:: Extracted information

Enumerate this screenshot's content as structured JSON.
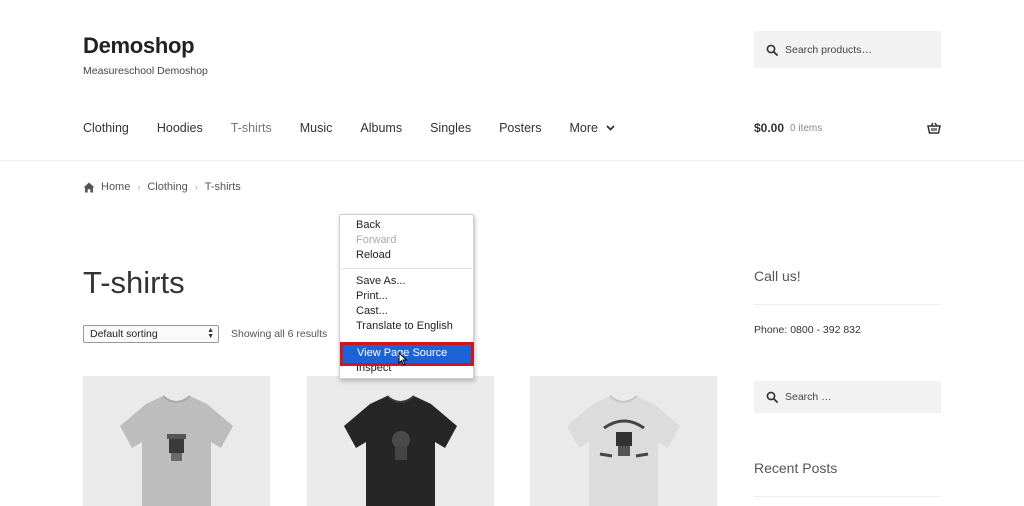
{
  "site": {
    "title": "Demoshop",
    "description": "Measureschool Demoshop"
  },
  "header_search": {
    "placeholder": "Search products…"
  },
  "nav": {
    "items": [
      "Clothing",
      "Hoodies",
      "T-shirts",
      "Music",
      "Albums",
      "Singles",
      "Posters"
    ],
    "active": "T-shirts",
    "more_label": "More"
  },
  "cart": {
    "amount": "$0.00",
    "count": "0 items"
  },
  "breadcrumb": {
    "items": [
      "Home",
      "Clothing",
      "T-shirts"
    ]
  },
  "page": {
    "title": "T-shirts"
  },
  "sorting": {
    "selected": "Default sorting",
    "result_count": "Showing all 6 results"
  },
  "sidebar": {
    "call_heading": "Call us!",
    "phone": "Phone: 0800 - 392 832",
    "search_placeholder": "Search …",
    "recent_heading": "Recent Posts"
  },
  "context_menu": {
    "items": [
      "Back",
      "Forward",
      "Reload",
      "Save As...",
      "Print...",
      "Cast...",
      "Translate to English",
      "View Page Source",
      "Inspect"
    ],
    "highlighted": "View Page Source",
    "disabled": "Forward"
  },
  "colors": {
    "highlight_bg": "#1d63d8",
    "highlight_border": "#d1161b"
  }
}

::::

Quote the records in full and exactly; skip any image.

**Answer to this exercise**.
Enumerate this screenshot's content as structured JSON.
{
  "site": {
    "title": "Demoshop",
    "description": "Measureschool Demoshop"
  },
  "header_search": {
    "placeholder": "Search products…"
  },
  "nav": {
    "items": [
      "Clothing",
      "Hoodies",
      "T-shirts",
      "Music",
      "Albums",
      "Singles",
      "Posters"
    ],
    "active": "T-shirts",
    "more_label": "More"
  },
  "cart": {
    "amount": "$0.00",
    "count": "0 items"
  },
  "breadcrumb": {
    "items": [
      "Home",
      "Clothing",
      "T-shirts"
    ]
  },
  "page": {
    "title": "T-shirts"
  },
  "sorting": {
    "selected": "Default sorting",
    "result_count": "Showing all 6 results"
  },
  "sidebar": {
    "call_heading": "Call us!",
    "phone": "Phone: 0800 - 392 832",
    "search_placeholder": "Search …",
    "recent_heading": "Recent Posts"
  },
  "context_menu": {
    "items": [
      "Back",
      "Forward",
      "Reload",
      "Save As...",
      "Print...",
      "Cast...",
      "Translate to English",
      "View Page Source",
      "Inspect"
    ],
    "highlighted": "View Page Source",
    "disabled": "Forward"
  },
  "colors": {
    "highlight_bg": "#1d63d8",
    "highlight_border": "#d1161b"
  }
}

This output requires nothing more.